» **Requirement**: Each line that contains the word "https" is to be copied from the records below.

### Data records

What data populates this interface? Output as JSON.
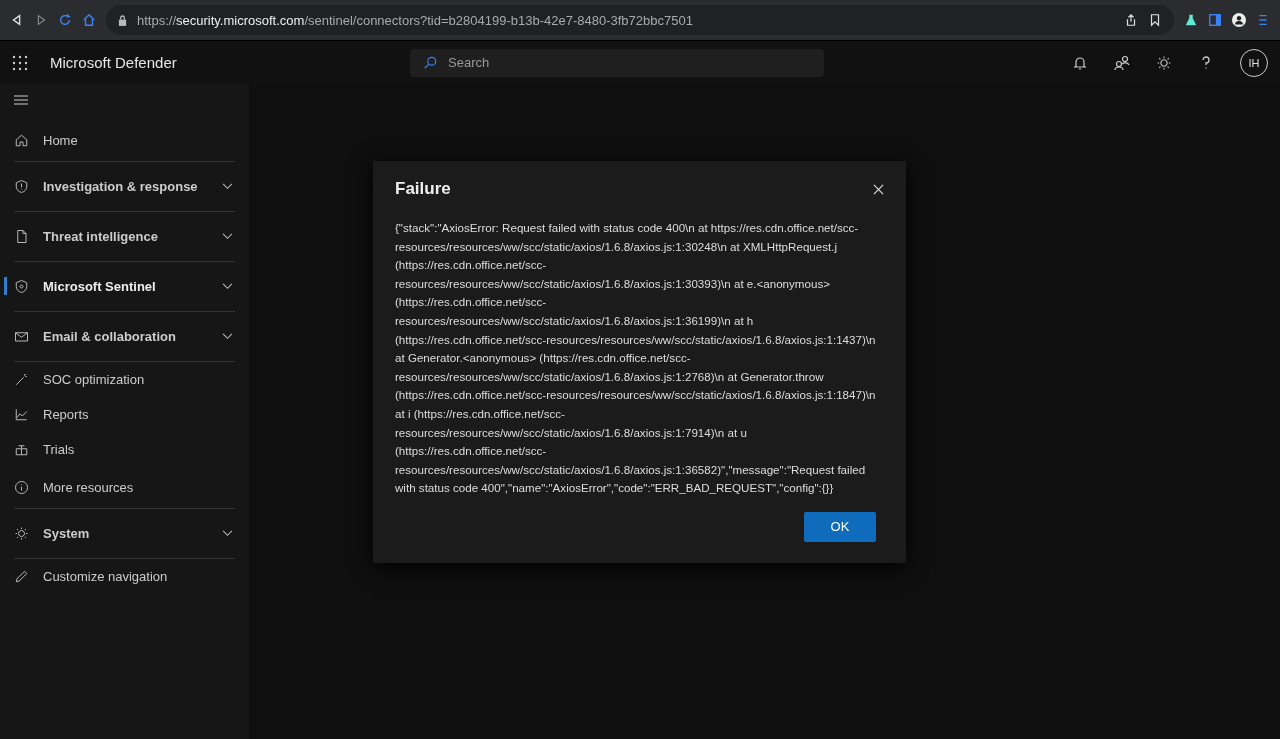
{
  "browser": {
    "url": {
      "prefix": "https://",
      "host": "security.microsoft.com",
      "path": "/sentinel/connectors?tid=b2804199-b13b-42e7-8480-3fb72bbc7501"
    }
  },
  "header": {
    "app_name": "Microsoft Defender",
    "search": {
      "placeholder": "Search"
    },
    "avatar": "IH"
  },
  "sidebar": {
    "items": [
      {
        "label": "Home",
        "kind": "item",
        "selected": false,
        "separator": true
      },
      {
        "label": "Investigation & response",
        "kind": "group",
        "selected": false,
        "separator": true
      },
      {
        "label": "Threat intelligence",
        "kind": "group",
        "selected": false,
        "separator": true
      },
      {
        "label": "Microsoft Sentinel",
        "kind": "group",
        "selected": true,
        "separator": true
      },
      {
        "label": "Email & collaboration",
        "kind": "group",
        "selected": false,
        "separator": true
      },
      {
        "label": "SOC optimization",
        "kind": "item",
        "selected": false,
        "separator": false
      },
      {
        "label": "Reports",
        "kind": "item",
        "selected": false,
        "separator": false
      },
      {
        "label": "Trials",
        "kind": "item",
        "selected": false,
        "separator": false
      },
      {
        "label": "More resources",
        "kind": "item",
        "selected": false,
        "separator": true
      },
      {
        "label": "System",
        "kind": "group",
        "selected": false,
        "separator": true
      },
      {
        "label": "Customize navigation",
        "kind": "item",
        "selected": false,
        "separator": false
      }
    ]
  },
  "dialog": {
    "title": "Failure",
    "message": "{\"stack\":\"AxiosError: Request failed with status code 400\\n at https://res.cdn.office.net/scc-resources/resources/ww/scc/static/axios/1.6.8/axios.js:1:30248\\n at XMLHttpRequest.j (https://res.cdn.office.net/scc-resources/resources/ww/scc/static/axios/1.6.8/axios.js:1:30393)\\n at e.<anonymous> (https://res.cdn.office.net/scc-resources/resources/ww/scc/static/axios/1.6.8/axios.js:1:36199)\\n at h (https://res.cdn.office.net/scc-resources/resources/ww/scc/static/axios/1.6.8/axios.js:1:1437)\\n at Generator.<anonymous> (https://res.cdn.office.net/scc-resources/resources/ww/scc/static/axios/1.6.8/axios.js:1:2768)\\n at Generator.throw (https://res.cdn.office.net/scc-resources/resources/ww/scc/static/axios/1.6.8/axios.js:1:1847)\\n at i (https://res.cdn.office.net/scc-resources/resources/ww/scc/static/axios/1.6.8/axios.js:1:7914)\\n at u (https://res.cdn.office.net/scc-resources/resources/ww/scc/static/axios/1.6.8/axios.js:1:36582)\",\"message\":\"Request failed with status code 400\",\"name\":\"AxiosError\",\"code\":\"ERR_BAD_REQUEST\",\"config\":{}}",
    "button": "OK"
  }
}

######

» **Output for this exercise**:
      "prefix": "https://",
    "message": "{\"stack\":\"AxiosError: Request failed with status code 400\\n at https://res.cdn.office.net/scc-resources/resources/ww/scc/static/axios/1.6.8/axios.js:1:30248\\n at XMLHttpRequest.j (https://res.cdn.office.net/scc-resources/resources/ww/scc/static/axios/1.6.8/axios.js:1:30393)\\n at e.<anonymous> (https://res.cdn.office.net/scc-resources/resources/ww/scc/static/axios/1.6.8/axios.js:1:36199)\\n at h (https://res.cdn.office.net/scc-resources/resources/ww/scc/static/axios/1.6.8/axios.js:1:1437)\\n at Generator.<anonymous> (https://res.cdn.office.net/scc-resources/resources/ww/scc/static/axios/1.6.8/axios.js:1:2768)\\n at Generator.throw (https://res.cdn.office.net/scc-resources/resources/ww/scc/static/axios/1.6.8/axios.js:1:1847)\\n at i (https://res.cdn.office.net/scc-resources/resources/ww/scc/static/axios/1.6.8/axios.js:1:7914)\\n at u (https://res.cdn.office.net/scc-resources/resources/ww/scc/static/axios/1.6.8/axios.js:1:36582)\",\"message\":\"Request failed with status code 400\",\"name\":\"AxiosError\",\"code\":\"ERR_BAD_REQUEST\",\"config\":{}}",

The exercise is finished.